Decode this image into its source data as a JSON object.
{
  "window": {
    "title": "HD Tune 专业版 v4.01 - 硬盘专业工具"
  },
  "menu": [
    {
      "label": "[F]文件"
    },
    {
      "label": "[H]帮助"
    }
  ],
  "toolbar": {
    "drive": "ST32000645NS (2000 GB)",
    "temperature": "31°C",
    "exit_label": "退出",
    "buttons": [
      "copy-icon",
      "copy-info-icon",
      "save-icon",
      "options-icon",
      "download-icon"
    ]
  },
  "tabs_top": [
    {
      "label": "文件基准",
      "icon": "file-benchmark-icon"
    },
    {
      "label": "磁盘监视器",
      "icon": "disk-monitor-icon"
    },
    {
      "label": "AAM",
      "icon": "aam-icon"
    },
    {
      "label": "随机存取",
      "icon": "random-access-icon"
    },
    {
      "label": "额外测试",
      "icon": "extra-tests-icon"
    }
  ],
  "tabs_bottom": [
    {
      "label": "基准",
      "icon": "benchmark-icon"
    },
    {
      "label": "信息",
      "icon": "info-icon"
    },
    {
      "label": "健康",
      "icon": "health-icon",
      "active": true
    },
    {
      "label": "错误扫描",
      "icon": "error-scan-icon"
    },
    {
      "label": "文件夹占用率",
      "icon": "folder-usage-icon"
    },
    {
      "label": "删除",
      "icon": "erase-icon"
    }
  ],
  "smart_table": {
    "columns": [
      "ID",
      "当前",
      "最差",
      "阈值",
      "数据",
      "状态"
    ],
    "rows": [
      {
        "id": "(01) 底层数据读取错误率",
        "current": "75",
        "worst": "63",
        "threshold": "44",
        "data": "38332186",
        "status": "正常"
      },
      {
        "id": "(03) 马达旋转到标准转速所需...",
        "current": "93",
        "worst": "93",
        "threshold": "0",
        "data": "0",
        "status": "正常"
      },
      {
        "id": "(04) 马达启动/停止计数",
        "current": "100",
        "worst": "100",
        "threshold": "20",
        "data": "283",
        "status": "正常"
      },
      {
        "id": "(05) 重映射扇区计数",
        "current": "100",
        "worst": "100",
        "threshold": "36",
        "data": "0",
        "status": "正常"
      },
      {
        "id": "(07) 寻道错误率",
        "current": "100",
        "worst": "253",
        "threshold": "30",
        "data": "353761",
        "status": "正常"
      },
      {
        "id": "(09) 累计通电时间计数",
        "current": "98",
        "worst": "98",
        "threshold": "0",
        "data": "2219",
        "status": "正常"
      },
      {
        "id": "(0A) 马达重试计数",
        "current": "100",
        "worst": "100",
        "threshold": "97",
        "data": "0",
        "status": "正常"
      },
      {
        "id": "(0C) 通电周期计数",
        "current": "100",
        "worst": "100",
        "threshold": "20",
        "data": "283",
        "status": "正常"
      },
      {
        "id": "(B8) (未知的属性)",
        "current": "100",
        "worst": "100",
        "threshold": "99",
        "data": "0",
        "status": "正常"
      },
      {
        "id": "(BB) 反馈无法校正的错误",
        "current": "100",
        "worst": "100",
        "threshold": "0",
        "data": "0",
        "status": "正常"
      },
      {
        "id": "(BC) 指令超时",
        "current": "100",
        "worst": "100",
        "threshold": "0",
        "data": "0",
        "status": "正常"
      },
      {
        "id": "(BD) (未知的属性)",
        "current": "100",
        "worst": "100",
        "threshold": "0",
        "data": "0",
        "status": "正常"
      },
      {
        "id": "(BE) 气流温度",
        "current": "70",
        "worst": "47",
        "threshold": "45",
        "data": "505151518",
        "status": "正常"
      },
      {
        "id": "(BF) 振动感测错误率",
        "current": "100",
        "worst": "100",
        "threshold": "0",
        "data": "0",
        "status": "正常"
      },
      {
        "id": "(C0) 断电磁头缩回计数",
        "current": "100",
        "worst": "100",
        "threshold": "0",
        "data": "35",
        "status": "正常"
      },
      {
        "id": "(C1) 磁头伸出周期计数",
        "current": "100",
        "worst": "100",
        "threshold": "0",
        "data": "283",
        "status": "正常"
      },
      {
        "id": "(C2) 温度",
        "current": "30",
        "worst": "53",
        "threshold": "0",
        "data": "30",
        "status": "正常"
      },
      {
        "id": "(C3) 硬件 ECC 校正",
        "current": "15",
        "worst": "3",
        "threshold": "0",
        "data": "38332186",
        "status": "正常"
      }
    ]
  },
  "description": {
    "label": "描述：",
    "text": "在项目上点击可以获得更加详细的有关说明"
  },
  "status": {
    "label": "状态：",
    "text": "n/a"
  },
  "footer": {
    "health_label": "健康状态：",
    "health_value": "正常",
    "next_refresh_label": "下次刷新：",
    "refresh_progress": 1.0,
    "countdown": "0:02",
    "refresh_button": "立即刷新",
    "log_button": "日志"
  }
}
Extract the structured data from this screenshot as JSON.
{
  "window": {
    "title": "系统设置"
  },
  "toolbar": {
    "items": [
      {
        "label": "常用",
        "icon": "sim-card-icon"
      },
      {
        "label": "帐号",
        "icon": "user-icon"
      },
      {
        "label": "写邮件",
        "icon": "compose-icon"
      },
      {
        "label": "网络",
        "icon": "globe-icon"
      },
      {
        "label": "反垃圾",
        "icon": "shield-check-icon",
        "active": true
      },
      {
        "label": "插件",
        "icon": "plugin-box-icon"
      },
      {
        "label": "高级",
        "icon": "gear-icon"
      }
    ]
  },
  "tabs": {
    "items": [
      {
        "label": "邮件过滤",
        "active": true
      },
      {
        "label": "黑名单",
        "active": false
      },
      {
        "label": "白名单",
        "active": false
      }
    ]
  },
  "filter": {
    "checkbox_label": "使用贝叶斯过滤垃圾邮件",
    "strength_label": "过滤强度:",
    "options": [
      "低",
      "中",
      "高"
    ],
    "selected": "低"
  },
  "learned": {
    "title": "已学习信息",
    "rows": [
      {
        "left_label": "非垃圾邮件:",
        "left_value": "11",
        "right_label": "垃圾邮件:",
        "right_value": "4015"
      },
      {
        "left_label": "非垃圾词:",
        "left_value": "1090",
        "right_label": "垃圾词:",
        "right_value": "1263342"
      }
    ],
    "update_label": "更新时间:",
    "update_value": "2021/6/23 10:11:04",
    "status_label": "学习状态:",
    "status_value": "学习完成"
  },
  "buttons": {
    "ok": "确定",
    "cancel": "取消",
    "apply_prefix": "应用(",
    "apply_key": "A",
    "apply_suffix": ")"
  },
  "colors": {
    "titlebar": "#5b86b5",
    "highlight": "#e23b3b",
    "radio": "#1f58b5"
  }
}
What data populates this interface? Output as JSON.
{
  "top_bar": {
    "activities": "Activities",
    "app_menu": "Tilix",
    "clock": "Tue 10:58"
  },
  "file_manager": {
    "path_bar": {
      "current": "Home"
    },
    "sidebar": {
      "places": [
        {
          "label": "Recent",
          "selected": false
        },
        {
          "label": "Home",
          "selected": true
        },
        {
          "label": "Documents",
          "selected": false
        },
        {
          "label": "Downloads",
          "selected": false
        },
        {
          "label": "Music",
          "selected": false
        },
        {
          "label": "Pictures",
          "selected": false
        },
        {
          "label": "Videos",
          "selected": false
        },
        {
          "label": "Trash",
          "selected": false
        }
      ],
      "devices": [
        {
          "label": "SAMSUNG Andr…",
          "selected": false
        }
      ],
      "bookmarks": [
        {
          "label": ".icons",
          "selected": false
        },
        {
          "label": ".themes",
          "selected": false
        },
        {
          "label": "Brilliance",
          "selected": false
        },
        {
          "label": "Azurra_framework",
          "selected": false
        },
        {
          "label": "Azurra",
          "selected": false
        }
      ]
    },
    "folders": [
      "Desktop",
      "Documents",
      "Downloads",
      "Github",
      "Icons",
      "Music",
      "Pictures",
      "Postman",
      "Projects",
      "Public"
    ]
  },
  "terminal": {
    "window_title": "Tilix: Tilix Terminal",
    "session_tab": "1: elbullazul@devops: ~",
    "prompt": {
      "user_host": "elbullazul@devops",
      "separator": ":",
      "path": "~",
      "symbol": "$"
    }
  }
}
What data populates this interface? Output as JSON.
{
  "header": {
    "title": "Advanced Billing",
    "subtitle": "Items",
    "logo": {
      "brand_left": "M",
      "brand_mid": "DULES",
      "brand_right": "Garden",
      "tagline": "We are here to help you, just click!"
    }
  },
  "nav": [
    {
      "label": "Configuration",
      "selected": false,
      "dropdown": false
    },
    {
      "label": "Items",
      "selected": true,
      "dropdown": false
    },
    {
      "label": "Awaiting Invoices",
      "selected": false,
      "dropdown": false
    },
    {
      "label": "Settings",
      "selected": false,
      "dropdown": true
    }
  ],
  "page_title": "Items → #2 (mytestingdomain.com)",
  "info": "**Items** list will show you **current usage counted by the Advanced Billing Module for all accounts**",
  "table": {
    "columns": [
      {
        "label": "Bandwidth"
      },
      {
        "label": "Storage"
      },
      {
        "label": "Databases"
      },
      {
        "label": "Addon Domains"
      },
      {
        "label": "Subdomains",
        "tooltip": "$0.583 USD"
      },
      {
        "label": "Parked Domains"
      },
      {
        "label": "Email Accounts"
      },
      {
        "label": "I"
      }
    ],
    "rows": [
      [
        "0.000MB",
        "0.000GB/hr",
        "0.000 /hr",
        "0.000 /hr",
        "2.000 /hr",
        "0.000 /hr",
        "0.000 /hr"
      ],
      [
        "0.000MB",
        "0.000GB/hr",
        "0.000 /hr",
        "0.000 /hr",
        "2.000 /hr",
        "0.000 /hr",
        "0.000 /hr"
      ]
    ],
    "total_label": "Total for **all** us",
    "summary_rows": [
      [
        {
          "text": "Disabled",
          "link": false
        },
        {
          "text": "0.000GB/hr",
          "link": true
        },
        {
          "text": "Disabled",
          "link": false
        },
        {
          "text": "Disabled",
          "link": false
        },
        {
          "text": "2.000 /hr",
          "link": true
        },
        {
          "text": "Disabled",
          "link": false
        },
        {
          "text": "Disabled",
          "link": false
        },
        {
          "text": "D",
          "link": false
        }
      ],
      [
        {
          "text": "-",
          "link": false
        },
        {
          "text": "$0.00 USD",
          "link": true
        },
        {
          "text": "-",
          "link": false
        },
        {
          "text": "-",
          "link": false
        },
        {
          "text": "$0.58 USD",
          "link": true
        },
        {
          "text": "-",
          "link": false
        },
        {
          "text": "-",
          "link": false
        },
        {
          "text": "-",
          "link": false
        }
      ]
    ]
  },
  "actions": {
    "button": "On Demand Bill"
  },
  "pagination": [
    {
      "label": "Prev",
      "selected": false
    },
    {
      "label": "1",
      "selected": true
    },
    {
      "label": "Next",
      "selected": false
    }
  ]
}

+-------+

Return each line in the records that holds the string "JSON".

Decode this image into its source data as a JSON object.
Extract the structured data from this screenshot as JSON.
What data populates this interface? Output as JSON.
What data populates this interface? Output as JSON.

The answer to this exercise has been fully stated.